── Supplied material
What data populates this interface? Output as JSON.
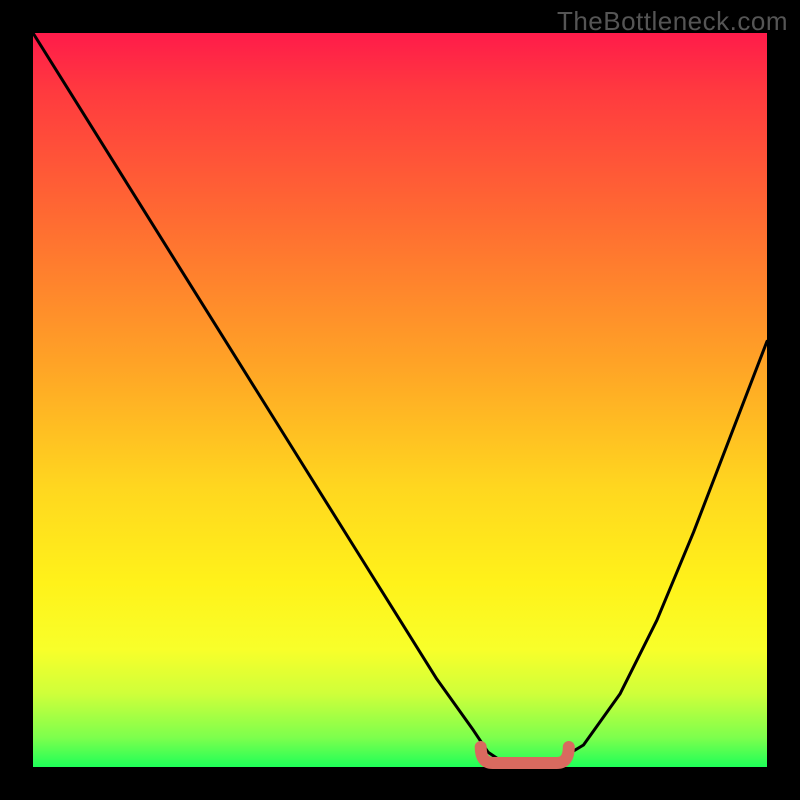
{
  "watermark": "TheBottleneck.com",
  "chart_data": {
    "type": "line",
    "title": "",
    "xlabel": "",
    "ylabel": "",
    "xlim": [
      0,
      100
    ],
    "ylim": [
      0,
      100
    ],
    "grid": false,
    "legend": false,
    "x": [
      0,
      5,
      10,
      15,
      20,
      25,
      30,
      35,
      40,
      45,
      50,
      55,
      60,
      62,
      65,
      70,
      75,
      80,
      85,
      90,
      95,
      100
    ],
    "values": [
      100,
      92,
      84,
      76,
      68,
      60,
      52,
      44,
      36,
      28,
      20,
      12,
      5,
      2,
      0,
      0,
      3,
      10,
      20,
      32,
      45,
      58
    ],
    "series": [
      {
        "name": "bottleneck-curve",
        "color": "#000000",
        "x": [
          0,
          5,
          10,
          15,
          20,
          25,
          30,
          35,
          40,
          45,
          50,
          55,
          60,
          62,
          65,
          70,
          75,
          80,
          85,
          90,
          95,
          100
        ],
        "values": [
          100,
          92,
          84,
          76,
          68,
          60,
          52,
          44,
          36,
          28,
          20,
          12,
          5,
          2,
          0,
          0,
          3,
          10,
          20,
          32,
          45,
          58
        ]
      }
    ],
    "highlight": {
      "name": "optimal-range-marker",
      "color": "#d96a5f",
      "x_range": [
        61,
        73
      ],
      "y": 0
    },
    "background_gradient": {
      "direction": "vertical",
      "stops": [
        {
          "pos": 0,
          "color": "#ff1b4a"
        },
        {
          "pos": 25,
          "color": "#ff6a32"
        },
        {
          "pos": 62,
          "color": "#ffd71f"
        },
        {
          "pos": 84,
          "color": "#f8ff2a"
        },
        {
          "pos": 100,
          "color": "#1eff58"
        }
      ]
    }
  }
}
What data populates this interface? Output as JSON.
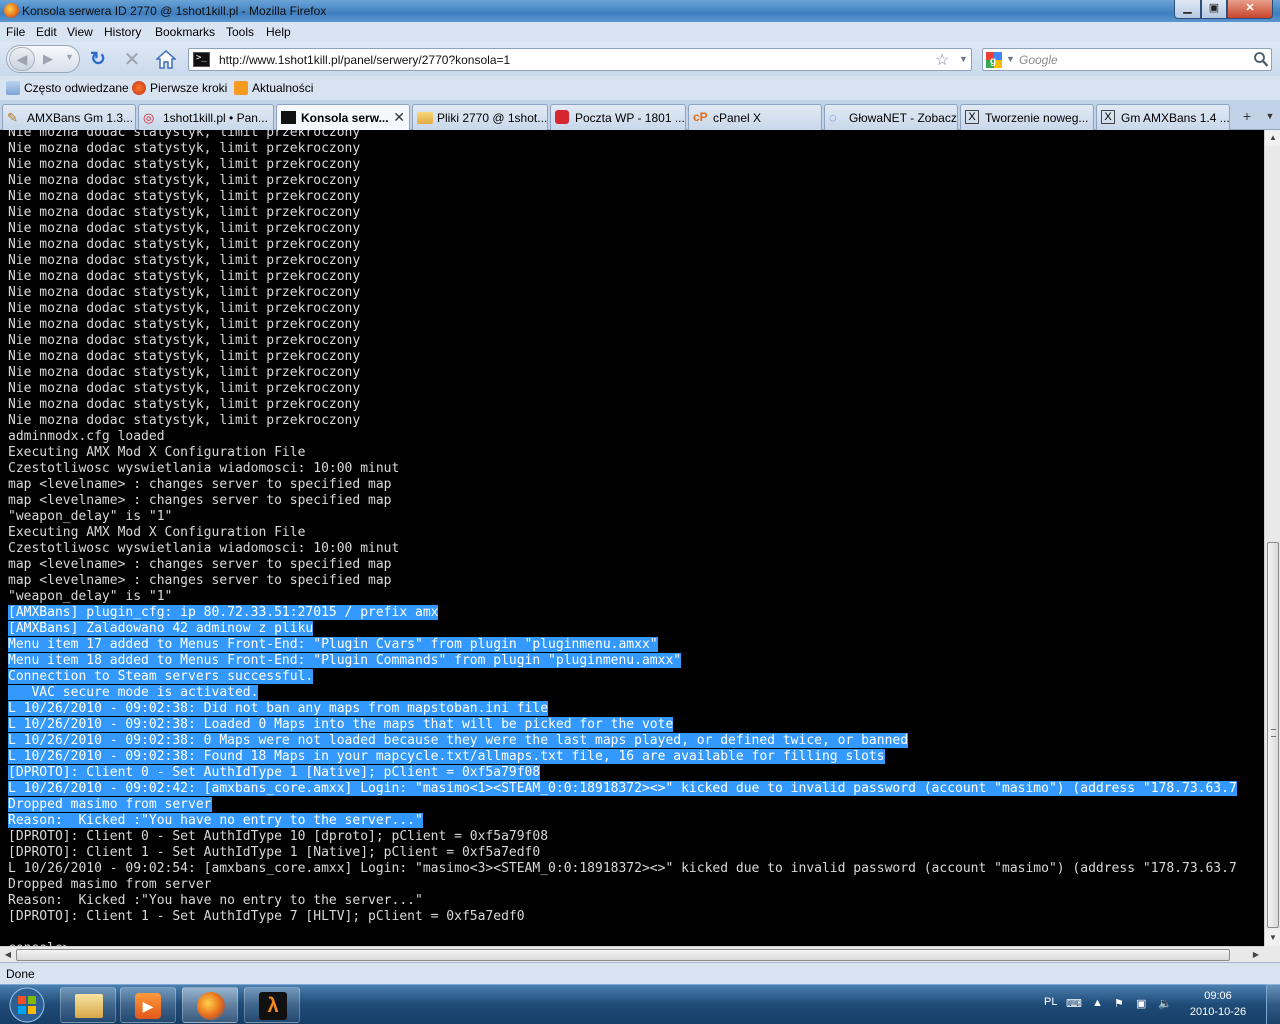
{
  "window": {
    "title": "Konsola serwera ID 2770 @ 1shot1kill.pl - Mozilla Firefox"
  },
  "menu": [
    "File",
    "Edit",
    "View",
    "History",
    "Bookmarks",
    "Tools",
    "Help"
  ],
  "nav": {
    "url": "http://www.1shot1kill.pl/panel/serwery/2770?konsola=1",
    "search_placeholder": "Google"
  },
  "bookmarks": [
    "Często odwiedzane",
    "Pierwsze kroki",
    "Aktualności"
  ],
  "tabs": [
    {
      "label": "AMXBans Gm 1.3...",
      "icon": "pen-icon"
    },
    {
      "label": "1shot1kill.pl • Pan...",
      "icon": "target-icon"
    },
    {
      "label": "Konsola serw...",
      "icon": "console-icon",
      "active": true
    },
    {
      "label": "Pliki 2770 @ 1shot...",
      "icon": "folder-icon"
    },
    {
      "label": "Poczta WP - 1801 ...",
      "icon": "wp-icon"
    },
    {
      "label": "cPanel X",
      "icon": "cpanel-icon"
    },
    {
      "label": "GłowaNET - Zobacz ...",
      "icon": "glowanet-icon"
    },
    {
      "label": "Tworzenie noweg...",
      "icon": "x-icon"
    },
    {
      "label": "Gm AMXBans 1.4 ...",
      "icon": "x-icon"
    }
  ],
  "console": {
    "lines": [
      "Nie mozna dodac statystyk, limit przekroczony",
      "Nie mozna dodac statystyk, limit przekroczony",
      "Nie mozna dodac statystyk, limit przekroczony",
      "Nie mozna dodac statystyk, limit przekroczony",
      "Nie mozna dodac statystyk, limit przekroczony",
      "Nie mozna dodac statystyk, limit przekroczony",
      "Nie mozna dodac statystyk, limit przekroczony",
      "Nie mozna dodac statystyk, limit przekroczony",
      "Nie mozna dodac statystyk, limit przekroczony",
      "Nie mozna dodac statystyk, limit przekroczony",
      "Nie mozna dodac statystyk, limit przekroczony",
      "Nie mozna dodac statystyk, limit przekroczony",
      "Nie mozna dodac statystyk, limit przekroczony",
      "Nie mozna dodac statystyk, limit przekroczony",
      "Nie mozna dodac statystyk, limit przekroczony",
      "Nie mozna dodac statystyk, limit przekroczony",
      "Nie mozna dodac statystyk, limit przekroczony",
      "Nie mozna dodac statystyk, limit przekroczony",
      "Nie mozna dodac statystyk, limit przekroczony",
      "adminmodx.cfg loaded",
      "Executing AMX Mod X Configuration File",
      "Czestotliwosc wyswietlania wiadomosci: 10:00 minut",
      "map <levelname> : changes server to specified map",
      "map <levelname> : changes server to specified map",
      "\"weapon_delay\" is \"1\"",
      "Executing AMX Mod X Configuration File",
      "Czestotliwosc wyswietlania wiadomosci: 10:00 minut",
      "map <levelname> : changes server to specified map",
      "map <levelname> : changes server to specified map",
      "\"weapon_delay\" is \"1\"",
      "[AMXBans] plugin_cfg: ip 80.72.33.51:27015 / prefix amx",
      "[AMXBans] Zaladowano 42 adminow z pliku",
      "Menu item 17 added to Menus Front-End: \"Plugin Cvars\" from plugin \"pluginmenu.amxx\"",
      "Menu item 18 added to Menus Front-End: \"Plugin Commands\" from plugin \"pluginmenu.amxx\"",
      "Connection to Steam servers successful.",
      "   VAC secure mode is activated.",
      "L 10/26/2010 - 09:02:38: Did not ban any maps from mapstoban.ini file",
      "L 10/26/2010 - 09:02:38: Loaded 0 Maps into the maps that will be picked for the vote",
      "L 10/26/2010 - 09:02:38: 0 Maps were not loaded because they were the last maps played, or defined twice, or banned",
      "L 10/26/2010 - 09:02:38: Found 18 Maps in your mapcycle.txt/allmaps.txt file, 16 are available for filling slots",
      "[DPROTO]: Client 0 - Set AuthIdType 1 [Native]; pClient = 0xf5a79f08",
      "L 10/26/2010 - 09:02:42: [amxbans_core.amxx] Login: \"masimo<1><STEAM_0:0:18918372><>\" kicked due to invalid password (account \"masimo\") (address \"178.73.63.7",
      "Dropped masimo from server",
      "Reason:  Kicked :\"You have no entry to the server...\"",
      "[DPROTO]: Client 0 - Set AuthIdType 10 [dproto]; pClient = 0xf5a79f08",
      "[DPROTO]: Client 1 - Set AuthIdType 1 [Native]; pClient = 0xf5a7edf0",
      "L 10/26/2010 - 09:02:54: [amxbans_core.amxx] Login: \"masimo<3><STEAM_0:0:18918372><>\" kicked due to invalid password (account \"masimo\") (address \"178.73.63.7",
      "Dropped masimo from server",
      "Reason:  Kicked :\"You have no entry to the server...\"",
      "[DPROTO]: Client 1 - Set AuthIdType 7 [HLTV]; pClient = 0xf5a7edf0",
      "",
      "console>"
    ],
    "selection": {
      "first_line": 30,
      "last_line": 43
    }
  },
  "status": {
    "text": "Done"
  },
  "taskbar": {
    "items": [
      "explorer-icon",
      "media-player-icon",
      "firefox-icon",
      "half-life-icon"
    ],
    "active_item": "firefox-icon",
    "tray": {
      "language": "PL",
      "time": "09:06",
      "date": "2010-10-26"
    }
  }
}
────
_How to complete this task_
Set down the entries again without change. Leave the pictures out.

_Written solution_
What data populates this interface? Output as JSON.
{
  "watermark": "TheBottleneck.com",
  "chart_data": {
    "type": "line",
    "title": "",
    "xlabel": "",
    "ylabel": "",
    "xlim": [
      0,
      100
    ],
    "ylim": [
      0,
      100
    ],
    "grid": false,
    "legend": false,
    "x": [
      0,
      5,
      10,
      15,
      20,
      25,
      30,
      35,
      40,
      45,
      50,
      55,
      60,
      62,
      65,
      70,
      75,
      80,
      85,
      90,
      95,
      100
    ],
    "values": [
      100,
      92,
      84,
      76,
      68,
      60,
      52,
      44,
      36,
      28,
      20,
      12,
      5,
      2,
      0,
      0,
      3,
      10,
      20,
      32,
      45,
      58
    ],
    "series": [
      {
        "name": "bottleneck-curve",
        "color": "#000000",
        "x": [
          0,
          5,
          10,
          15,
          20,
          25,
          30,
          35,
          40,
          45,
          50,
          55,
          60,
          62,
          65,
          70,
          75,
          80,
          85,
          90,
          95,
          100
        ],
        "values": [
          100,
          92,
          84,
          76,
          68,
          60,
          52,
          44,
          36,
          28,
          20,
          12,
          5,
          2,
          0,
          0,
          3,
          10,
          20,
          32,
          45,
          58
        ]
      }
    ],
    "highlight": {
      "name": "optimal-range-marker",
      "color": "#d96a5f",
      "x_range": [
        61,
        73
      ],
      "y": 0
    },
    "background_gradient": {
      "direction": "vertical",
      "stops": [
        {
          "pos": 0,
          "color": "#ff1b4a"
        },
        {
          "pos": 25,
          "color": "#ff6a32"
        },
        {
          "pos": 62,
          "color": "#ffd71f"
        },
        {
          "pos": 84,
          "color": "#f8ff2a"
        },
        {
          "pos": 100,
          "color": "#1eff58"
        }
      ]
    }
  }
}
What data populates this interface? Output as JSON.
{
  "window": {
    "title": "Konsola serwera ID 2770 @ 1shot1kill.pl - Mozilla Firefox"
  },
  "menu": [
    "File",
    "Edit",
    "View",
    "History",
    "Bookmarks",
    "Tools",
    "Help"
  ],
  "nav": {
    "url": "http://www.1shot1kill.pl/panel/serwery/2770?konsola=1",
    "search_placeholder": "Google"
  },
  "bookmarks": [
    "Często odwiedzane",
    "Pierwsze kroki",
    "Aktualności"
  ],
  "tabs": [
    {
      "label": "AMXBans Gm 1.3...",
      "icon": "pen-icon"
    },
    {
      "label": "1shot1kill.pl • Pan...",
      "icon": "target-icon"
    },
    {
      "label": "Konsola serw...",
      "icon": "console-icon",
      "active": true
    },
    {
      "label": "Pliki 2770 @ 1shot...",
      "icon": "folder-icon"
    },
    {
      "label": "Poczta WP - 1801 ...",
      "icon": "wp-icon"
    },
    {
      "label": "cPanel X",
      "icon": "cpanel-icon"
    },
    {
      "label": "GłowaNET - Zobacz ...",
      "icon": "glowanet-icon"
    },
    {
      "label": "Tworzenie noweg...",
      "icon": "x-icon"
    },
    {
      "label": "Gm AMXBans 1.4 ...",
      "icon": "x-icon"
    }
  ],
  "console": {
    "lines": [
      "Nie mozna dodac statystyk, limit przekroczony",
      "Nie mozna dodac statystyk, limit przekroczony",
      "Nie mozna dodac statystyk, limit przekroczony",
      "Nie mozna dodac statystyk, limit przekroczony",
      "Nie mozna dodac statystyk, limit przekroczony",
      "Nie mozna dodac statystyk, limit przekroczony",
      "Nie mozna dodac statystyk, limit przekroczony",
      "Nie mozna dodac statystyk, limit przekroczony",
      "Nie mozna dodac statystyk, limit przekroczony",
      "Nie mozna dodac statystyk, limit przekroczony",
      "Nie mozna dodac statystyk, limit przekroczony",
      "Nie mozna dodac statystyk, limit przekroczony",
      "Nie mozna dodac statystyk, limit przekroczony",
      "Nie mozna dodac statystyk, limit przekroczony",
      "Nie mozna dodac statystyk, limit przekroczony",
      "Nie mozna dodac statystyk, limit przekroczony",
      "Nie mozna dodac statystyk, limit przekroczony",
      "Nie mozna dodac statystyk, limit przekroczony",
      "Nie mozna dodac statystyk, limit przekroczony",
      "adminmodx.cfg loaded",
      "Executing AMX Mod X Configuration File",
      "Czestotliwosc wyswietlania wiadomosci: 10:00 minut",
      "map <levelname> : changes server to specified map",
      "map <levelname> : changes server to specified map",
      "\"weapon_delay\" is \"1\"",
      "Executing AMX Mod X Configuration File",
      "Czestotliwosc wyswietlania wiadomosci: 10:00 minut",
      "map <levelname> : changes server to specified map",
      "map <levelname> : changes server to specified map",
      "\"weapon_delay\" is \"1\"",
      "[AMXBans] plugin_cfg: ip 80.72.33.51:27015 / prefix amx",
      "[AMXBans] Zaladowano 42 adminow z pliku",
      "Menu item 17 added to Menus Front-End: \"Plugin Cvars\" from plugin \"pluginmenu.amxx\"",
      "Menu item 18 added to Menus Front-End: \"Plugin Commands\" from plugin \"pluginmenu.amxx\"",
      "Connection to Steam servers successful.",
      "   VAC secure mode is activated.",
      "L 10/26/2010 - 09:02:38: Did not ban any maps from mapstoban.ini file",
      "L 10/26/2010 - 09:02:38: Loaded 0 Maps into the maps that will be picked for the vote",
      "L 10/26/2010 - 09:02:38: 0 Maps were not loaded because they were the last maps played, or defined twice, or banned",
      "L 10/26/2010 - 09:02:38: Found 18 Maps in your mapcycle.txt/allmaps.txt file, 16 are available for filling slots",
      "[DPROTO]: Client 0 - Set AuthIdType 1 [Native]; pClient = 0xf5a79f08",
      "L 10/26/2010 - 09:02:42: [amxbans_core.amxx] Login: \"masimo<1><STEAM_0:0:18918372><>\" kicked due to invalid password (account \"masimo\") (address \"178.73.63.7",
      "Dropped masimo from server",
      "Reason:  Kicked :\"You have no entry to the server...\"",
      "[DPROTO]: Client 0 - Set AuthIdType 10 [dproto]; pClient = 0xf5a79f08",
      "[DPROTO]: Client 1 - Set AuthIdType 1 [Native]; pClient = 0xf5a7edf0",
      "L 10/26/2010 - 09:02:54: [amxbans_core.amxx] Login: \"masimo<3><STEAM_0:0:18918372><>\" kicked due to invalid password (account \"masimo\") (address \"178.73.63.7",
      "Dropped masimo from server",
      "Reason:  Kicked :\"You have no entry to the server...\"",
      "[DPROTO]: Client 1 - Set AuthIdType 7 [HLTV]; pClient = 0xf5a7edf0",
      "",
      "console>"
    ],
    "selection": {
      "first_line": 30,
      "last_line": 43
    }
  },
  "status": {
    "text": "Done"
  },
  "taskbar": {
    "items": [
      "explorer-icon",
      "media-player-icon",
      "firefox-icon",
      "half-life-icon"
    ],
    "active_item": "firefox-icon",
    "tray": {
      "language": "PL",
      "time": "09:06",
      "date": "2010-10-26"
    }
  }
}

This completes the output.